> Exercise objective:
Count the lines in the records below that contain the word "title", and reply with only that number.

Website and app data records
╭──

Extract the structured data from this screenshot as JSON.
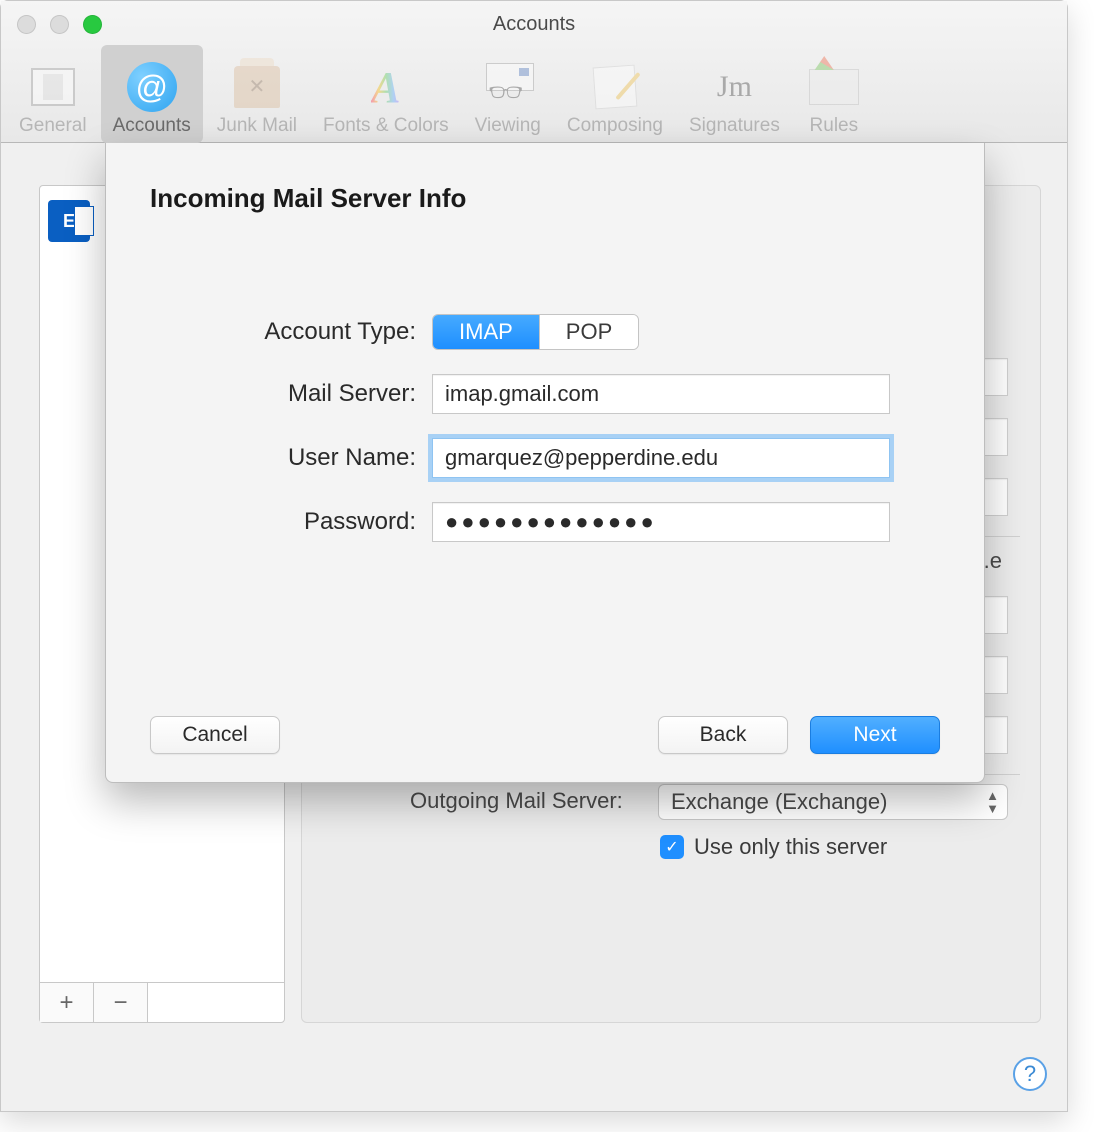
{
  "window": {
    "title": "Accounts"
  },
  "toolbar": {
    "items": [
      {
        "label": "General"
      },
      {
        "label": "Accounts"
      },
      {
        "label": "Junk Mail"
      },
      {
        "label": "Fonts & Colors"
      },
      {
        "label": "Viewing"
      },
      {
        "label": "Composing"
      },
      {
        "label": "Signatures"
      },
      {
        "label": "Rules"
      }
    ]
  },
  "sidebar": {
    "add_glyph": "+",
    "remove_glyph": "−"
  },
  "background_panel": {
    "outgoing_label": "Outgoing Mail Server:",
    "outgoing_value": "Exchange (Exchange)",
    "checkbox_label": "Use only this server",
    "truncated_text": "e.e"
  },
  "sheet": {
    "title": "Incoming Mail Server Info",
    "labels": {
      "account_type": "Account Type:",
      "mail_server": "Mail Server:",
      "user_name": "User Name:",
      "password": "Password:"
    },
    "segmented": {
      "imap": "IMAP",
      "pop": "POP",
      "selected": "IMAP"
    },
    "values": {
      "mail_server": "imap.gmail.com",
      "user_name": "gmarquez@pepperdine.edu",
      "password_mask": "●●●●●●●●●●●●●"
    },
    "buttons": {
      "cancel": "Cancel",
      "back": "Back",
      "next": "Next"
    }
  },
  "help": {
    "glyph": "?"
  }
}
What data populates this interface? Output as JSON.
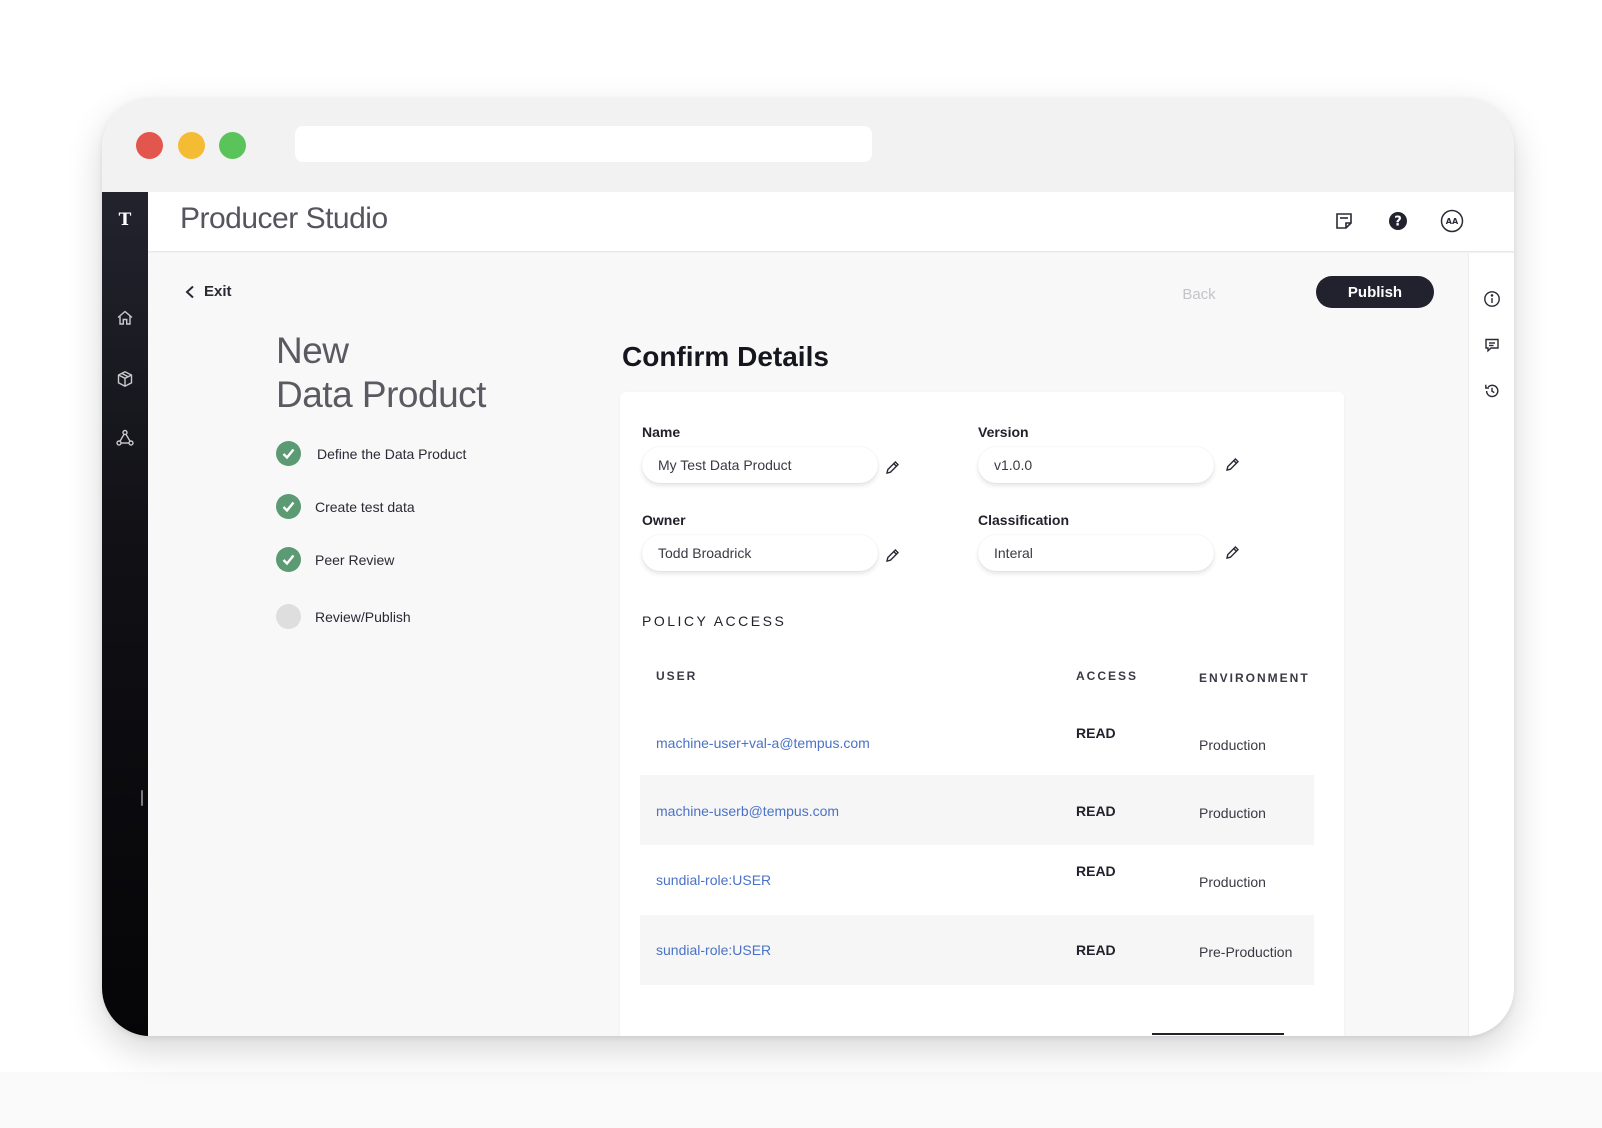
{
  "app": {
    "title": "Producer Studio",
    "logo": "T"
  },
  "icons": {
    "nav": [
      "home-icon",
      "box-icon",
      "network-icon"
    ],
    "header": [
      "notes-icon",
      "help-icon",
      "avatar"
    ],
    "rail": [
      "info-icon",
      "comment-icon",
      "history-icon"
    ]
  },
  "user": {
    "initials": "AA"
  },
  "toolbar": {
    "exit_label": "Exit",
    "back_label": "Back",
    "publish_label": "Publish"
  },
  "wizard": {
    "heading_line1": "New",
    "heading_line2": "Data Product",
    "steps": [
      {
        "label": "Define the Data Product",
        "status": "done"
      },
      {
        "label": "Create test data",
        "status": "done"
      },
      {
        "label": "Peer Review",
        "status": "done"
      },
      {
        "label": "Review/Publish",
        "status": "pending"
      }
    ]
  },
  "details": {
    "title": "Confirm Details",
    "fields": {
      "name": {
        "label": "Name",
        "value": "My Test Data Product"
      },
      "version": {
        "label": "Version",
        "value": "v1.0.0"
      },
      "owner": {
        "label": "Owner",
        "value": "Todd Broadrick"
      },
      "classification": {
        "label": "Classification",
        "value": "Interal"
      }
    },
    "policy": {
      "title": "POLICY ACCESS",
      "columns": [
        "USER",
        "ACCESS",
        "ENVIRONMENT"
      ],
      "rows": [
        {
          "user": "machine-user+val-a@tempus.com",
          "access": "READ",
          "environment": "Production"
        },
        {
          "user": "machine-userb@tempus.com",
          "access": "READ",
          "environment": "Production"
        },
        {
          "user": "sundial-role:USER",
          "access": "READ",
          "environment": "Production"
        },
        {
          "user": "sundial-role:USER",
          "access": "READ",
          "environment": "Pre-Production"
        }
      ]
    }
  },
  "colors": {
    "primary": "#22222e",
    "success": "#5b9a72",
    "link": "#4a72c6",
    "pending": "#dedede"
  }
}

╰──

> Result:
5